Adequately informing undergraduates tracking themselves to law school is a vitally important educational mission that is long overdue. Colleges and universities have largely refrained from efforts to penetrate the confirmation bias of young people who think they’ll lead lives depicted in Law & Order, The Good Wife, and Suits. A legal career can be personally and professionally rewarding, but it’s not for everyone.

Wake Forest boasts that its program “gives college students a realistic view of law student life and educates them about the career opportunities of lawyers.” It’s nice to give undergraduates a taste of the Socratic method so it doesn’t upend them in law school. But other aspects are far more important.

Does the program include data on new graduates’ dismal job opportunities? For example, nine months after graduation, only 56 percent of the Wake Forest Law School class of 2011 secured full-time, long-term jobs requiring a legal degree — the same as the overall average for all law schools.

Likewise, does Wake Forest’s prelaw program cover the staggering six-figure debt that now burdens the vast majority of new attorneys generally, whose median starting salaries have fallen to $60,000? Does it discuss the widespread career dissatisfaction among practicing attorneys? Let’s hope so.

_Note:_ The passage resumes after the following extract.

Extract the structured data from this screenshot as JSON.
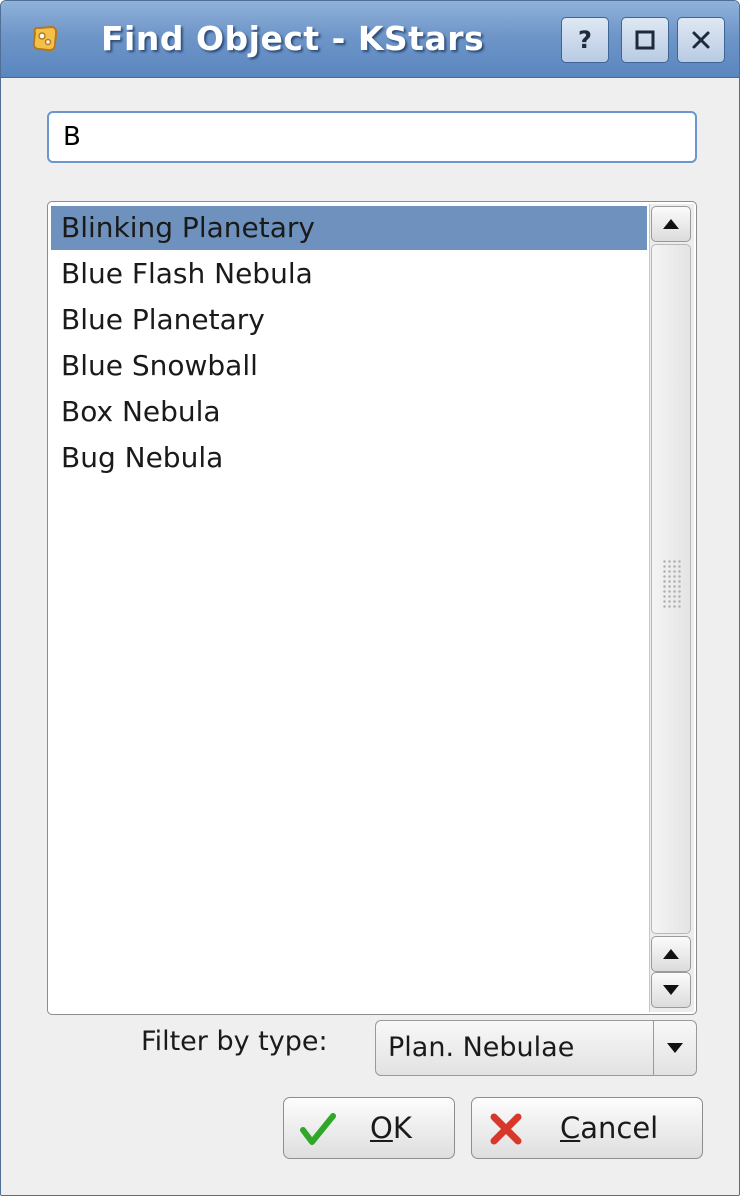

Troublesome turns

Assuming Wake Forest has, indeed, included these and other essential elements of a truly valuable prelaw curriculum, other aspects of the program suggest competing agendas at work.

Why does Wake Forest offer its prelaw program only in the summer — at a cost of $3,240 per course? (“An interested student would receive maximum benefit from enrolling in both courses,” the letter notes.) Why not offer a course that provides meaningful insights into law school and the profession during the regular academic year? And don’t tell me that professorial teaching loads have become too burdensome.

Another item gave me pause. The press release announcing the Wake Forest program included this enticing remark from the law professor who co-teaches the classes: “Since we will have gotten to know the students, we will also gladly write letters of recommendation about the student’s ability to do law school work.”

His colleague added this: “In fact, we are very excited that one of our students, who applied to law school this year with our help, was accepted at several top-ranked law schools.”

Those comments don’t neutralize student confirmation bias; they reinforce it.

Closing the deal

And then there’s this: The law school admissions office “will waive the $60.00 application fee for any student who attended the summer Program this year who later applies to Wake Forest Law School.” More applications — even from unqualified students — lower a school’s acceptance rate and thereby raise its U.S. News ranking.

But that’s not all. Again, directly from the press release: “[I]f that student is admitted and enrolls at Wake Forest law school, the student will receive a tuition credit for the first year equal to the amount spent for tuition in attending the summer program. That’s right—you could get the law school to pay you back for the money spent on tuition this year for the Summer Pre-Law Program!”

Here are the only words missing from the pitch: Act now while supplies last!

Something is amiss when the lines used to sell a prelaw education read like a late-night infomercial for steak knives.